Over the course of the game you’ll unlock or acquire a set of new abilities and attacks, mostly for making your way around the game’s beautifully realised environments. You learn to double jump, stick to walls, glide, freeze deadly obstacles to get past. Like a true Metroidvania game, your skills and abilities continuously grow and evolve, keeping the gameplay varied and engaging.
But while the gameplay is interesting and well executed, it’s also by-the-numbers. Pankapu does very little to make itself stand out from the crowd of similar 2D action platformers. Yet another game where you can double jump, cling to walls, magnetise to specific surfaces to walk on ceilings. You name a movement skill from Symphony of the Night and Pankapu probably has some version of it split amongst it’s avatars.

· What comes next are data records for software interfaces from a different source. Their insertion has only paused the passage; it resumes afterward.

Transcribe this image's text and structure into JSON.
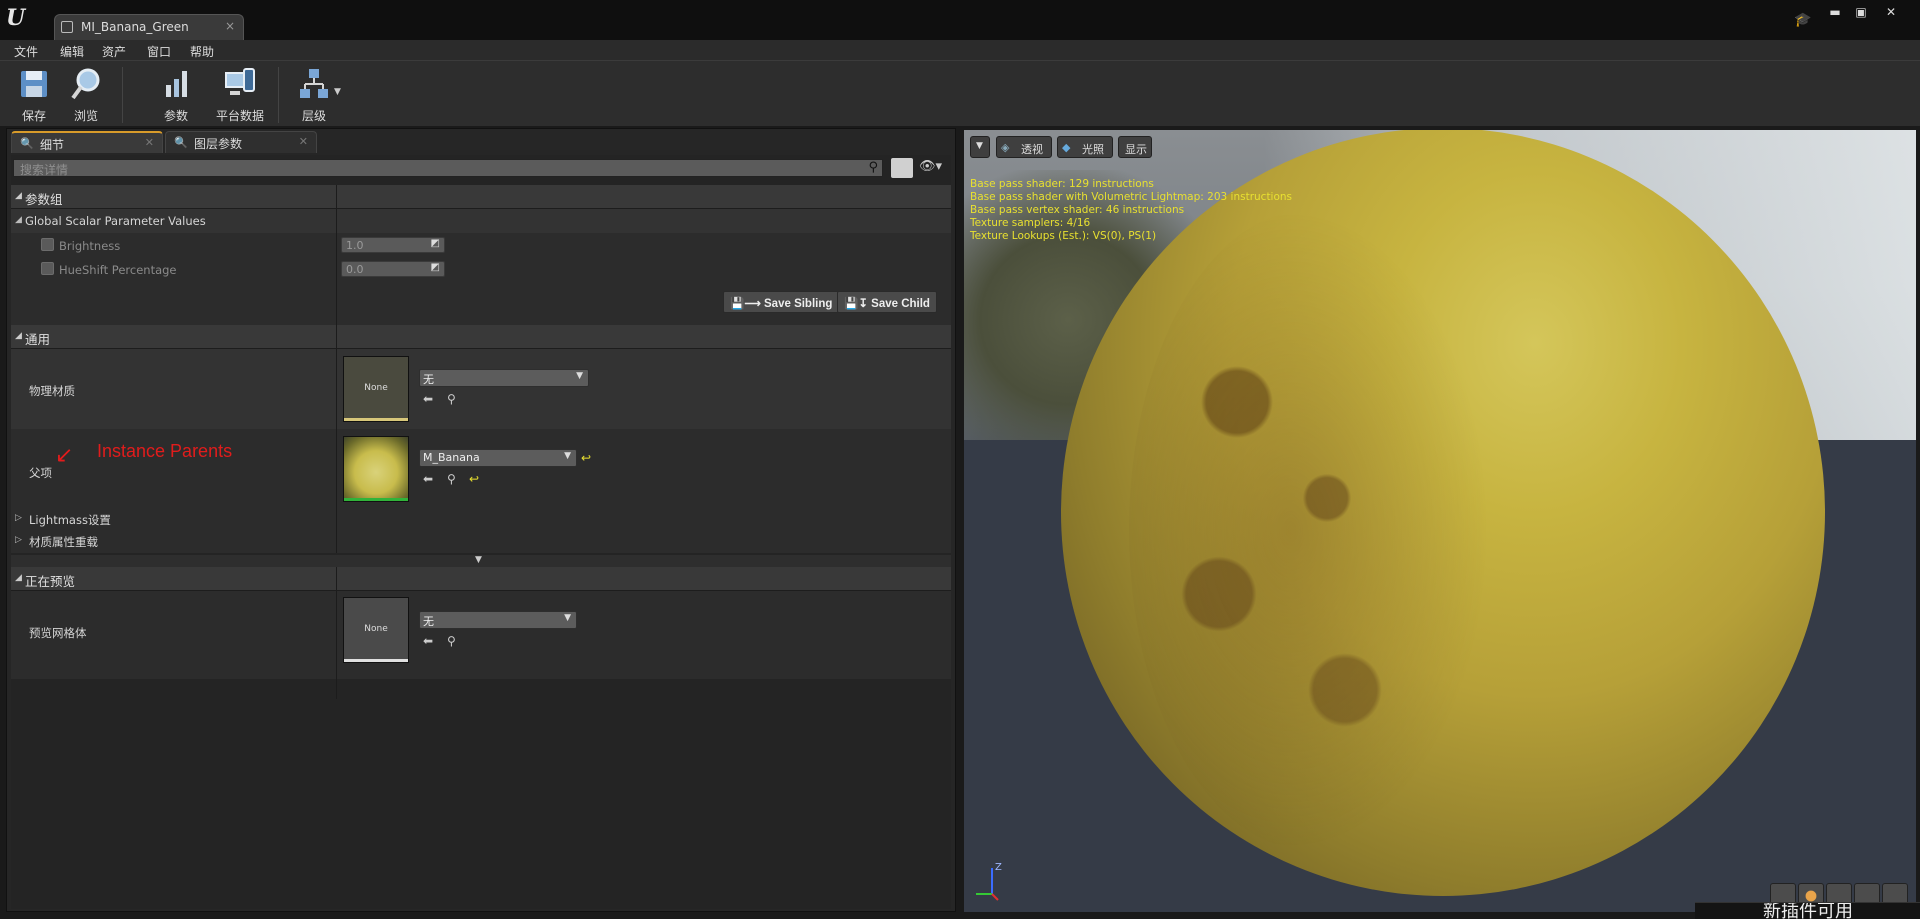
{
  "window": {
    "tab_title": "MI_Banana_Green",
    "tab_close": "×",
    "controls": {
      "minimize": "▬",
      "maximize": "▣",
      "close": "✕"
    }
  },
  "menu": [
    "文件",
    "编辑",
    "资产",
    "窗口",
    "帮助"
  ],
  "toolbar": {
    "save": "保存",
    "browse": "浏览",
    "params": "参数",
    "platform": "平台数据",
    "hierarchy": "层级"
  },
  "panels": {
    "details_tab": "细节",
    "layer_params_tab": "图层参数"
  },
  "details": {
    "search_placeholder": "搜索详情",
    "param_group_title": "参数组",
    "global_scalar_title": "Global Scalar Parameter Values",
    "params": [
      {
        "name": "Brightness",
        "value": "1.0"
      },
      {
        "name": "HueShift Percentage",
        "value": "0.0"
      }
    ],
    "save_sibling": "Save Sibling",
    "save_child": "Save Child",
    "general_title": "通用",
    "phys_material_label": "物理材质",
    "phys_material_thumb": "None",
    "phys_material_value": "无",
    "parent_label": "父项",
    "parent_value": "M_Banana",
    "annotation": "Instance Parents",
    "lightmass": "Lightmass设置",
    "material_override": "材质属性重载",
    "previewing_title": "正在预览",
    "preview_mesh_label": "预览网格体",
    "preview_mesh_thumb": "None",
    "preview_mesh_value": "无"
  },
  "viewport": {
    "perspective": "透视",
    "lit": "光照",
    "show": "显示",
    "stats": [
      "Base pass shader: 129 instructions",
      "Base pass shader with Volumetric Lightmap: 203 instructions",
      "Base pass vertex shader: 46 instructions",
      "Texture samplers: 4/16",
      "Texture Lookups (Est.): VS(0), PS(1)"
    ],
    "axis_z": "Z"
  },
  "notification": "新插件可用",
  "colors": {
    "accent": "#d89b2a",
    "stats_text": "#e8e030",
    "annotation": "#e11c1c",
    "phys_bar": "#d7c77a",
    "parent_bar": "#31b33a"
  }
}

Speaking of which, one of the most interesting additions to Pankapu‘s arsenal is the ability to switch between bodies at will, Trine style. Doing so gives you access to a whole set of new abilities. This is where the majority of Pankapu‘s movement skills come from, and you’ll often need to string together movement skills with switching up avatar mid-air on the fly in order to glide to safety or leap out of the way of an enemy.
It’s a good challenge, but it can also be fiddly and annoying given how you’re expected to select which set of abilities you want to be using at any given time. You scroll linearly through your avatars with the shoulder buttons, instead of having avatars bound to specific buttons. In the middle of a jump it can be very easy to forget which button will take you to which avatar and get murdered.
Another thing that might prove frustrating is an issue I encountered with stuttering that got me killed more than a few times mid-jump. It’s probably a bug as it only happened during one of my play sessions, but it’s worth keeping in mind.
It’s particularly infuriating later on when boss fights rely on this feature and a single confused button press will undo all of the fight progress you’ve made.That said, a player that properly memorises and masters this will not have any issues. It’s more of a failure to account for human error than an error on the developer’s part.
Overall, Pankapu is not a failure. It’s a very good looking, competent 2D action platformer with a decent amount of content (it originated as an episodic game) and design that ranges from infuriatingly difficult to mind-numbingly simple. Unfortunately, none of this makes it particularly unique or interesting.
Chances are you’ll have a good time playing Pankapu if you pick it up, but it’s very unlikely that anyone will be putting it on their list of best games ever made. It’s good, not great, and slightly lets down its beautiful art style with its unremarkable gameplay.
Pankapushing it’s way into the console space, this episodic platformer lacks innovation.